§ Task statement
Only the number is needed: the count of lines in the records with the word "JSON".

· · · · · · ·

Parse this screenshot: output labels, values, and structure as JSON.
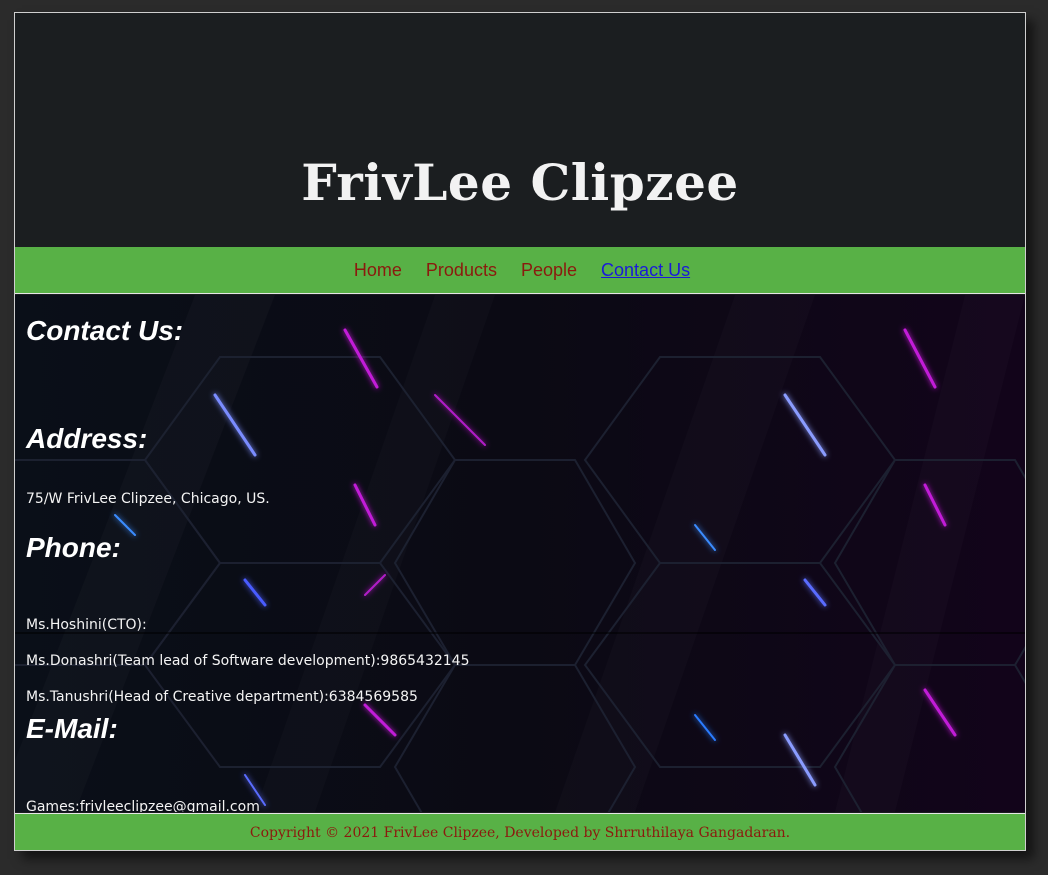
{
  "header": {
    "title": "FrivLee Clipzee"
  },
  "nav": {
    "items": [
      {
        "label": "Home"
      },
      {
        "label": "Products"
      },
      {
        "label": "People"
      },
      {
        "label": "Contact Us"
      }
    ],
    "active": "Contact Us"
  },
  "contact": {
    "heading": "Contact Us:",
    "address_heading": "Address:",
    "address": "75/W FrivLee Clipzee, Chicago, US.",
    "phone_heading": "Phone:",
    "phones": [
      "Ms.Hoshini(CTO):",
      "Ms.Donashri(Team lead of Software development):9865432145",
      "Ms.Tanushri(Head of Creative department):6384569585"
    ],
    "email_heading": "E-Mail:",
    "email": "Games:frivleeclipzee@gmail.com"
  },
  "footer": {
    "text": "Copyright © 2021 FrivLee Clipzee, Developed by Shrruthilaya Gangadaran."
  },
  "colors": {
    "header_bg": "#1b1e20",
    "nav_bg": "#58b146",
    "nav_link": "#8b1a0e",
    "nav_active": "#1a1ad8",
    "glow_purple": "#c21ed8",
    "glow_blue": "#3a5cff"
  }
}
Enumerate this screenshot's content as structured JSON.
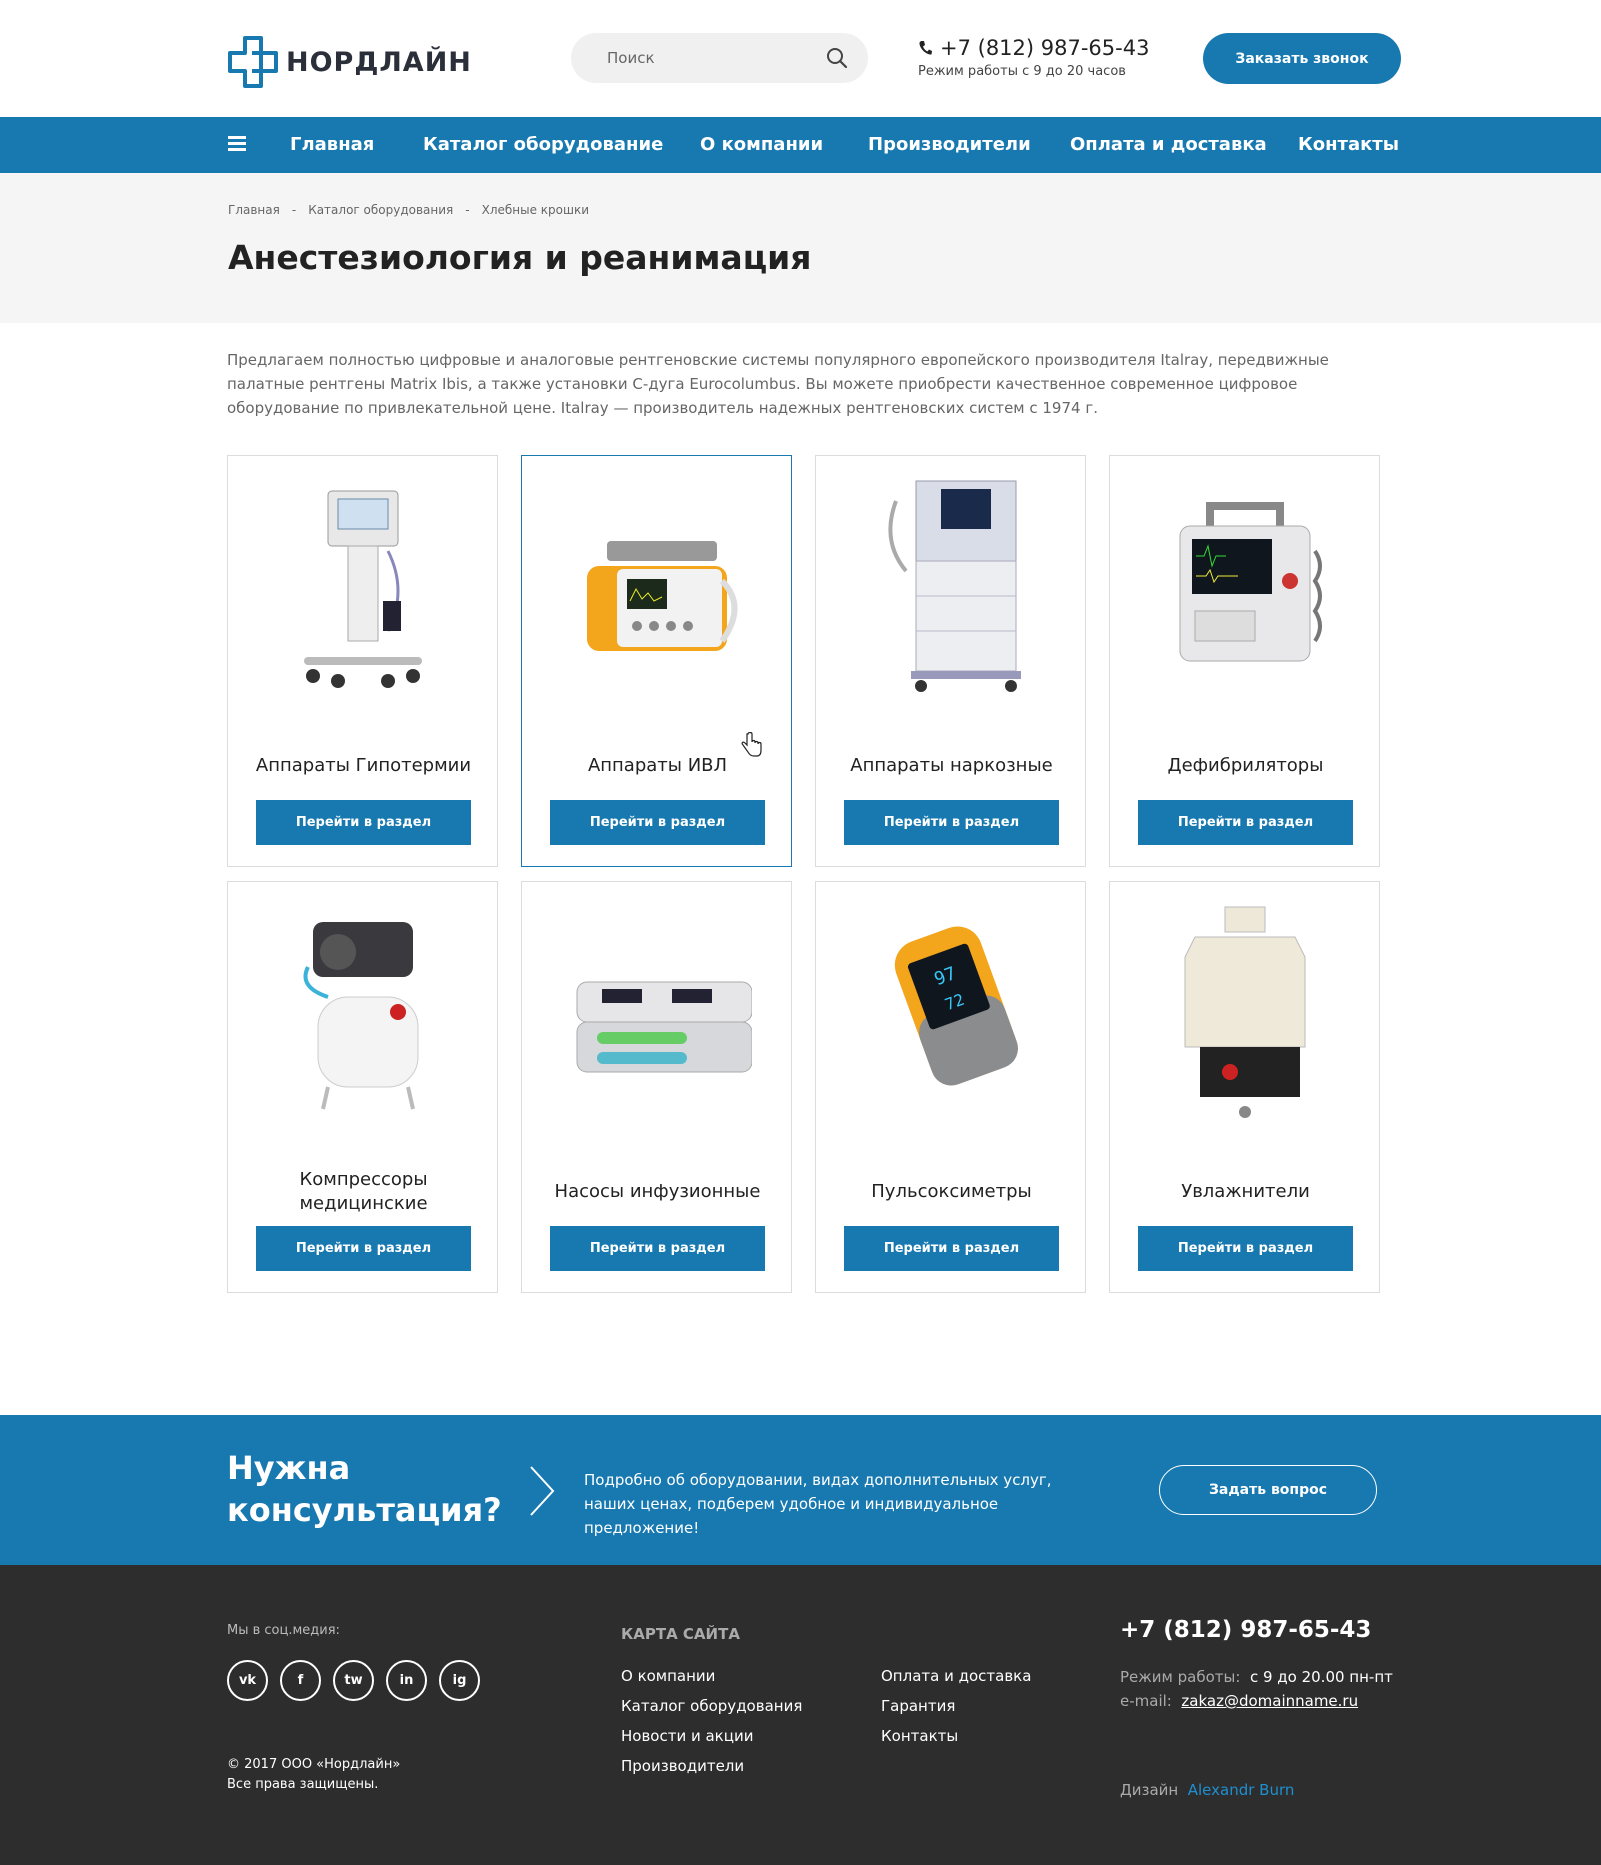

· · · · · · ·

§ Task result
2